Africa is still unchartered territory for many travellers compared to other exotic tourist destinations. Political instability, intimidating diseases and modest popular media coverage contribute to its inaccessible reputation. Yet, slowly, the more informed travellers’ community awakes to all the wonders that this continent has to offer and international tourist arrivals are expected to increase from 31 million in 2009 to 39 million in 2014. On the back of this tremendous opportunity, our team helps a local operator of tourist excursions set up a professional tour operator under the name of ADI (African Destinations International) that will be your “True African Travel Specialist”. Starting with high-end, authentic tours and packages in relatively underserved West Africa, it will partner with other operators in the East and South and offer its products both through its website and travel agents. We set about writing the business plan, preparing a financial model and developing a convincing investor teaser together with Angela Andrews, the upbeat founder.

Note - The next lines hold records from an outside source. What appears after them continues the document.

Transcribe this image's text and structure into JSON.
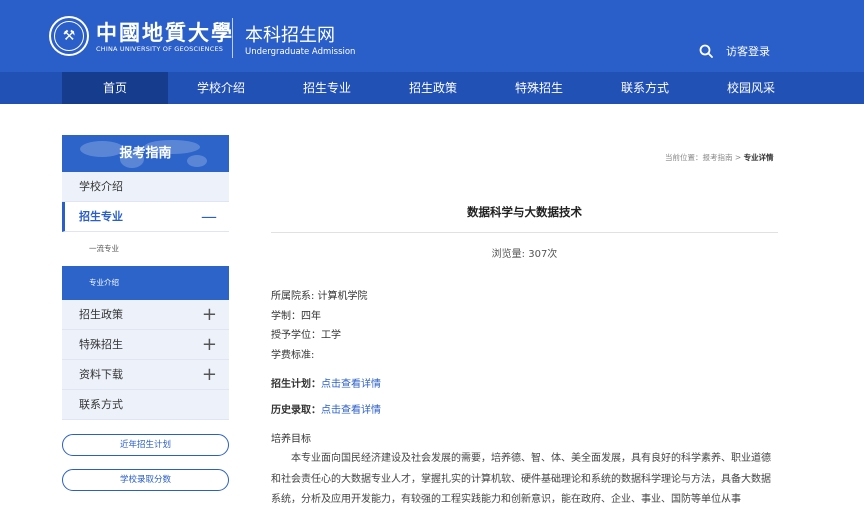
{
  "header": {
    "university_cn": "中國地質大學",
    "university_en": "CHINA UNIVERSITY OF GEOSCIENCES",
    "site_title": "本科招生网",
    "site_subtitle": "Undergraduate Admission",
    "visitor_login": "访客登录"
  },
  "nav": {
    "items": [
      {
        "label": "首页",
        "active": true
      },
      {
        "label": "学校介绍"
      },
      {
        "label": "招生专业"
      },
      {
        "label": "招生政策"
      },
      {
        "label": "特殊招生"
      },
      {
        "label": "联系方式"
      },
      {
        "label": "校园风采"
      }
    ]
  },
  "sidebar": {
    "title": "报考指南",
    "items": [
      {
        "label": "学校介绍"
      },
      {
        "label": "招生专业",
        "toggle": "—"
      },
      {
        "label": "一流专业"
      },
      {
        "label": "专业介绍"
      },
      {
        "label": "招生政策",
        "toggle": "+"
      },
      {
        "label": "特殊招生",
        "toggle": "+"
      },
      {
        "label": "资料下载",
        "toggle": "+"
      },
      {
        "label": "联系方式"
      }
    ],
    "buttons": [
      {
        "label": "近年招生计划"
      },
      {
        "label": "学校录取分数"
      }
    ]
  },
  "breadcrumb": {
    "prefix": "当前位置：",
    "parent": "报考指南",
    "separator": " > ",
    "current": "专业详情"
  },
  "article": {
    "title": "数据科学与大数据技术",
    "views": "浏览量: 307次",
    "info": [
      {
        "label": "所属院系:",
        "value": " 计算机学院"
      },
      {
        "label": "学制：",
        "value": "四年"
      },
      {
        "label": "授予学位：",
        "value": "工学"
      },
      {
        "label": "学费标准:",
        "value": ""
      }
    ],
    "plan_label": "招生计划：",
    "plan_link": "点击查看详情",
    "history_label": "历史录取：",
    "history_link": "点击查看详情",
    "section_title": "培养目标",
    "paragraph_lines": [
      "本专业面向国民经济建设及社会发展的需要，培养德、智、体、美全面发展，具有良好的科学素养、职业道德",
      "和社会责任心的大数据专业人才，掌握扎实的计算机软、硬件基础理论和系统的数据科学理论与方法，具备大数据",
      "系统，分析及应用开发能力，有较强的工程实践能力和创新意识，能在政府、企业、事业、国防等单位从事"
    ]
  },
  "colors": {
    "header_bg": "#2a5ec8",
    "nav_bg": "#2251b5",
    "nav_active": "#163c8e",
    "accent": "#2a5ec8"
  }
}
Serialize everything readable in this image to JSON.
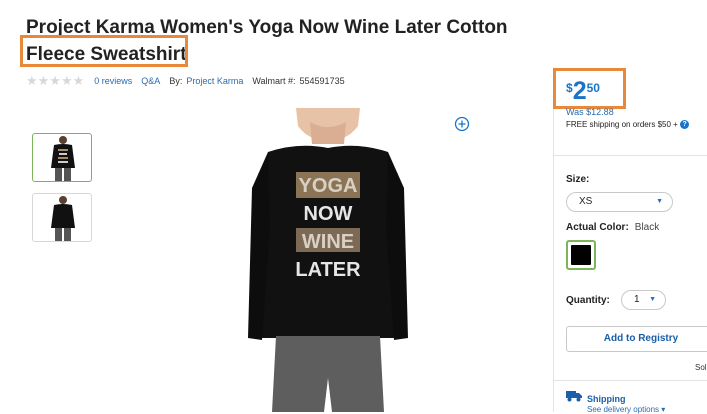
{
  "product": {
    "title_line1": "Project Karma Women's Yoga Now Wine Later Cotton",
    "title_line2": "Fleece Sweatshirt",
    "stars": "★★★★★",
    "reviews": "0 reviews",
    "qa": "Q&A",
    "by_label": "By:",
    "brand": "Project Karma",
    "walmart_label": "Walmart #:",
    "walmart_number": "554591735",
    "shirt_text": [
      "YOGA",
      "NOW",
      "WINE",
      "LATER"
    ]
  },
  "price": {
    "currency": "$",
    "dollars": "2",
    "cents": "50",
    "was": "Was $12.88",
    "free_shipping": "FREE shipping on orders $50 +",
    "help_icon": "?"
  },
  "options": {
    "size_label": "Size:",
    "size_value": "XS",
    "caret": "▼",
    "color_label": "Actual Color:",
    "color_value": "Black",
    "quantity_label": "Quantity:",
    "quantity_value": "1"
  },
  "actions": {
    "registry_label": "Add to Registry",
    "sold_label": "Sol"
  },
  "shipping": {
    "label": "Shipping",
    "delivery": "See delivery options ▾"
  },
  "colors": {
    "accent": "#1a73c9",
    "highlight": "#e8893a",
    "selected_border": "#7ab55c"
  }
}
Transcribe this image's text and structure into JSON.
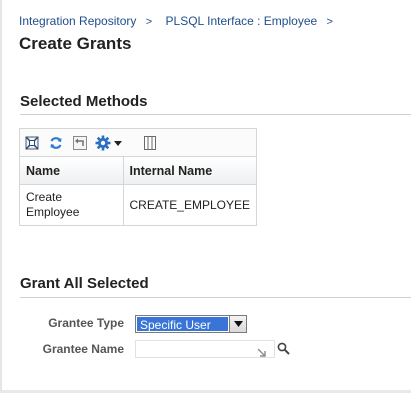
{
  "breadcrumb": [
    {
      "label": "Integration Repository",
      "sep": ">"
    },
    {
      "label": "PLSQL Interface : Employee",
      "sep": ">"
    }
  ],
  "page_title": "Create Grants",
  "selected_methods": {
    "title": "Selected Methods",
    "toolbar_icons": [
      "detach-icon",
      "refresh-icon",
      "reset-icon",
      "settings-icon",
      "columns-icon"
    ],
    "columns": [
      "Name",
      "Internal Name"
    ],
    "rows": [
      {
        "name": "Create Employee",
        "internal_name": "CREATE_EMPLOYEE"
      }
    ]
  },
  "grant_all": {
    "title": "Grant All Selected",
    "grantee_type_label": "Grantee Type",
    "grantee_type_value": "Specific User",
    "grantee_name_label": "Grantee Name",
    "grantee_name_value": ""
  },
  "colors": {
    "link": "#1f4e8c",
    "select_highlight": "#3875d7",
    "settings_icon": "#2a6fc0"
  }
}
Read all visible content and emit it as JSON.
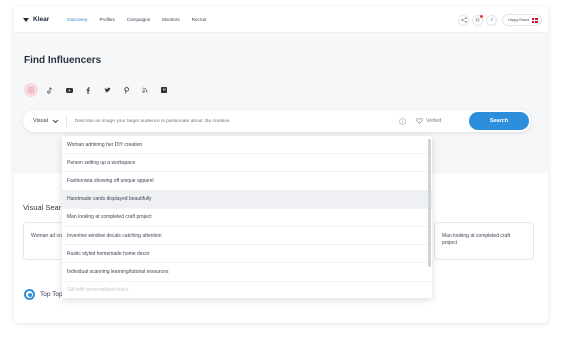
{
  "brand": {
    "name": "Klear"
  },
  "nav": {
    "items": [
      "Discovery",
      "Profiles",
      "Campaigns",
      "Monitors",
      "Recruit"
    ],
    "active": "Discovery"
  },
  "user": {
    "name": "Happy Brand"
  },
  "page": {
    "title": "Find Influencers"
  },
  "platforms": [
    "instagram",
    "tiktok",
    "youtube",
    "facebook",
    "twitter",
    "pinterest",
    "blogs",
    "twitch"
  ],
  "search": {
    "mode": "Visual",
    "placeholder": "Describe an image your target audience is passionate about. Be creative.",
    "vetted_label": "Vetted",
    "button_label": "Search"
  },
  "dropdown": {
    "items": [
      "Woman admiring her DIY creation",
      "Person setting up a workspace",
      "Fashionista showing off unique apparel",
      "Handmade cards displayed beautifully",
      "Man looking at completed craft project",
      "Inventive window decals catching attention",
      "Rustic styled homemade home decor",
      "Individual scanning learning/tutorial resources",
      "Gift with personalized touch"
    ],
    "highlighted_index": 3
  },
  "visual_search": {
    "title": "Visual Sear",
    "card_left": "Woman ad creation",
    "card_right": "Man looking at completed craft project"
  },
  "top_topics": {
    "label": "Top Topics"
  },
  "colors": {
    "accent": "#2d8fdb",
    "active_nav": "#2a84d8",
    "instagram_bg": "#f8d9de"
  }
}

Working in a developing country brings about its own challenges. Having worked in London where every document was due yesterday and finding information often meant sending an email to a research department, you might say things run at a different pace, most so the internet. One, and especially overeager Type-A HBS kids, has to exude patience. This certainly holds when trying to incentivize the existing team replica breitling, busy with their day-to-day chores, to provide us with essential information. Marketing frameworks in hand however, we “deliver our deliverables” and churn out practical, useful recommendations and documents to help Angela overcome several of the founder’s dilemmas. It’s all incredibly exciting and way too soon, time has come to say our goodbyes. On the return flight, I relish the succinct moment of relaxed happiness one encounters after a satisfying undertaking, just before dozing off with thoughts of upcoming interviews creeping in…